---------- Data shown

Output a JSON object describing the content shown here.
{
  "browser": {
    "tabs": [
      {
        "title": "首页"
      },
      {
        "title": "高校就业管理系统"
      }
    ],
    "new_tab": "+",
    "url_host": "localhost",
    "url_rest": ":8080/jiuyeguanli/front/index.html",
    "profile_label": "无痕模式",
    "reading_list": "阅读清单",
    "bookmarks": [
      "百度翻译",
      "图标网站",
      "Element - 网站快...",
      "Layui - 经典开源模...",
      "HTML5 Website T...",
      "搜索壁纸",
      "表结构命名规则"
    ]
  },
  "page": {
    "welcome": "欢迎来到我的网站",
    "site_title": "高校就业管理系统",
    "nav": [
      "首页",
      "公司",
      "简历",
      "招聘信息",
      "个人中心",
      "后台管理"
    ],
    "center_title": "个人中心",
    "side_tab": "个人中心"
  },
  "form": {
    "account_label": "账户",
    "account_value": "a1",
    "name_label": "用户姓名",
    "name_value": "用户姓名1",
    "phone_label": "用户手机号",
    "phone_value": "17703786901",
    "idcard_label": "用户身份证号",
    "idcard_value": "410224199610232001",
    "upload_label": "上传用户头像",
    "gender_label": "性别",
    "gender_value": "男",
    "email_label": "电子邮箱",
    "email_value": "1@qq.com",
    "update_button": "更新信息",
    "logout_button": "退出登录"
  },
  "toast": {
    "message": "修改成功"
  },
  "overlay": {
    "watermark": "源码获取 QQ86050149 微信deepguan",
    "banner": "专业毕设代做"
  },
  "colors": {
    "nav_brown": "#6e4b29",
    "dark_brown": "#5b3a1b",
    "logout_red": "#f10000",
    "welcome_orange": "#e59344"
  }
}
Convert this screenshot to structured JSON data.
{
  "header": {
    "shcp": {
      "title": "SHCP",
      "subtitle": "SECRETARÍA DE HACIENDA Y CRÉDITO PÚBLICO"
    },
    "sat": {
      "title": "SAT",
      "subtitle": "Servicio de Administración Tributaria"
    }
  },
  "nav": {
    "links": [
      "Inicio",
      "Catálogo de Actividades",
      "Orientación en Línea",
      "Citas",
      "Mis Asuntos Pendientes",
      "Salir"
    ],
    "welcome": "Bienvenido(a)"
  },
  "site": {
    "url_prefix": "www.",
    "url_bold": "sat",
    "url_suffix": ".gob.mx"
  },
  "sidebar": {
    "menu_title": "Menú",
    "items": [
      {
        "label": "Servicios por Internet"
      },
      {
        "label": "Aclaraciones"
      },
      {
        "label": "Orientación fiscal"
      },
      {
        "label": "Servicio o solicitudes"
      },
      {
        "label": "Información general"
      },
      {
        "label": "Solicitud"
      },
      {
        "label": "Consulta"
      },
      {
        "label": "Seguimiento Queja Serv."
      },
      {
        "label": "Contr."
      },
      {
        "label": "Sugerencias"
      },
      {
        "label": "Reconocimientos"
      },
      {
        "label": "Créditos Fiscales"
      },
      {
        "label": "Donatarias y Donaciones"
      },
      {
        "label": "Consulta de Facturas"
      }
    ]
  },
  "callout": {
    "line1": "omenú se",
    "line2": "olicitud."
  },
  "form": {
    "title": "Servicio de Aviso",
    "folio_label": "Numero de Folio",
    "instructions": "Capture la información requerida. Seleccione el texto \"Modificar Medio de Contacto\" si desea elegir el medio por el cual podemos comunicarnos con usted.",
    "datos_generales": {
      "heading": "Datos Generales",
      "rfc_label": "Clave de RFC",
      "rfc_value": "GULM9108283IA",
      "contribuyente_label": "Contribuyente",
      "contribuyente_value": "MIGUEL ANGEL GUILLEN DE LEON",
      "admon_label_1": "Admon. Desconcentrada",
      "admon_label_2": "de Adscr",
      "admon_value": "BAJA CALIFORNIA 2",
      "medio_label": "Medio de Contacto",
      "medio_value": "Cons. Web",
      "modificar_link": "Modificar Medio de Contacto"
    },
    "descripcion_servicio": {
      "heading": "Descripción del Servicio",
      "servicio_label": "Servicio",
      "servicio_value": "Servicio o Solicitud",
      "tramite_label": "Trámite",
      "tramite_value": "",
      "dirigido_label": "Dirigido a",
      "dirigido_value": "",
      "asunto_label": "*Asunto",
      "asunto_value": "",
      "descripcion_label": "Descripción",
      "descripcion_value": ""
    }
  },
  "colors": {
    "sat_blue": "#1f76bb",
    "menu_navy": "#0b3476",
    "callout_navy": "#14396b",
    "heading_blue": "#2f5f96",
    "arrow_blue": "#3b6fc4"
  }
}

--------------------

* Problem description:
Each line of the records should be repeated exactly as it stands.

* Answer to this exercise:
Output a JSON object describing the content shown here.
{
  "browser": {
    "tabs": [
      {
        "title": "首页"
      },
      {
        "title": "高校就业管理系统"
      }
    ],
    "new_tab": "+",
    "url_host": "localhost",
    "url_rest": ":8080/jiuyeguanli/front/index.html",
    "profile_label": "无痕模式",
    "reading_list": "阅读清单",
    "bookmarks": [
      "百度翻译",
      "图标网站",
      "Element - 网站快...",
      "Layui - 经典开源模...",
      "HTML5 Website T...",
      "搜索壁纸",
      "表结构命名规则"
    ]
  },
  "page": {
    "welcome": "欢迎来到我的网站",
    "site_title": "高校就业管理系统",
    "nav": [
      "首页",
      "公司",
      "简历",
      "招聘信息",
      "个人中心",
      "后台管理"
    ],
    "center_title": "个人中心",
    "side_tab": "个人中心"
  },
  "form": {
    "account_label": "账户",
    "account_value": "a1",
    "name_label": "用户姓名",
    "name_value": "用户姓名1",
    "phone_label": "用户手机号",
    "phone_value": "17703786901",
    "idcard_label": "用户身份证号",
    "idcard_value": "410224199610232001",
    "upload_label": "上传用户头像",
    "gender_label": "性别",
    "gender_value": "男",
    "email_label": "电子邮箱",
    "email_value": "1@qq.com",
    "update_button": "更新信息",
    "logout_button": "退出登录"
  },
  "toast": {
    "message": "修改成功"
  },
  "overlay": {
    "watermark": "源码获取 QQ86050149 微信deepguan",
    "banner": "专业毕设代做"
  },
  "colors": {
    "nav_brown": "#6e4b29",
    "dark_brown": "#5b3a1b",
    "logout_red": "#f10000",
    "welcome_orange": "#e59344"
  }
}
Convert this screenshot to structured JSON data.
{
  "header": {
    "shcp": {
      "title": "SHCP",
      "subtitle": "SECRETARÍA DE HACIENDA Y CRÉDITO PÚBLICO"
    },
    "sat": {
      "title": "SAT",
      "subtitle": "Servicio de Administración Tributaria"
    }
  },
  "nav": {
    "links": [
      "Inicio",
      "Catálogo de Actividades",
      "Orientación en Línea",
      "Citas",
      "Mis Asuntos Pendientes",
      "Salir"
    ],
    "welcome": "Bienvenido(a)"
  },
  "site": {
    "url_prefix": "www.",
    "url_bold": "sat",
    "url_suffix": ".gob.mx"
  },
  "sidebar": {
    "menu_title": "Menú",
    "items": [
      {
        "label": "Servicios por Internet"
      },
      {
        "label": "Aclaraciones"
      },
      {
        "label": "Orientación fiscal"
      },
      {
        "label": "Servicio o solicitudes"
      },
      {
        "label": "Información general"
      },
      {
        "label": "Solicitud"
      },
      {
        "label": "Consulta"
      },
      {
        "label": "Seguimiento Queja Serv."
      },
      {
        "label": "Contr."
      },
      {
        "label": "Sugerencias"
      },
      {
        "label": "Reconocimientos"
      },
      {
        "label": "Créditos Fiscales"
      },
      {
        "label": "Donatarias y Donaciones"
      },
      {
        "label": "Consulta de Facturas"
      }
    ]
  },
  "callout": {
    "line1": "omenú se",
    "line2": "olicitud."
  },
  "form": {
    "title": "Servicio de Aviso",
    "folio_label": "Numero de Folio",
    "instructions": "Capture la información requerida. Seleccione el texto \"Modificar Medio de Contacto\" si desea elegir el medio por el cual podemos comunicarnos con usted.",
    "datos_generales": {
      "heading": "Datos Generales",
      "rfc_label": "Clave de RFC",
      "rfc_value": "GULM9108283IA",
      "contribuyente_label": "Contribuyente",
      "contribuyente_value": "MIGUEL ANGEL GUILLEN DE LEON",
      "admon_label_1": "Admon. Desconcentrada",
      "admon_label_2": "de Adscr",
      "admon_value": "BAJA CALIFORNIA 2",
      "medio_label": "Medio de Contacto",
      "medio_value": "Cons. Web",
      "modificar_link": "Modificar Medio de Contacto"
    },
    "descripcion_servicio": {
      "heading": "Descripción del Servicio",
      "servicio_label": "Servicio",
      "servicio_value": "Servicio o Solicitud",
      "tramite_label": "Trámite",
      "tramite_value": "",
      "dirigido_label": "Dirigido a",
      "dirigido_value": "",
      "asunto_label": "*Asunto",
      "asunto_value": "",
      "descripcion_label": "Descripción",
      "descripcion_value": ""
    }
  },
  "colors": {
    "sat_blue": "#1f76bb",
    "menu_navy": "#0b3476",
    "callout_navy": "#14396b",
    "heading_blue": "#2f5f96",
    "arrow_blue": "#3b6fc4"
  }
}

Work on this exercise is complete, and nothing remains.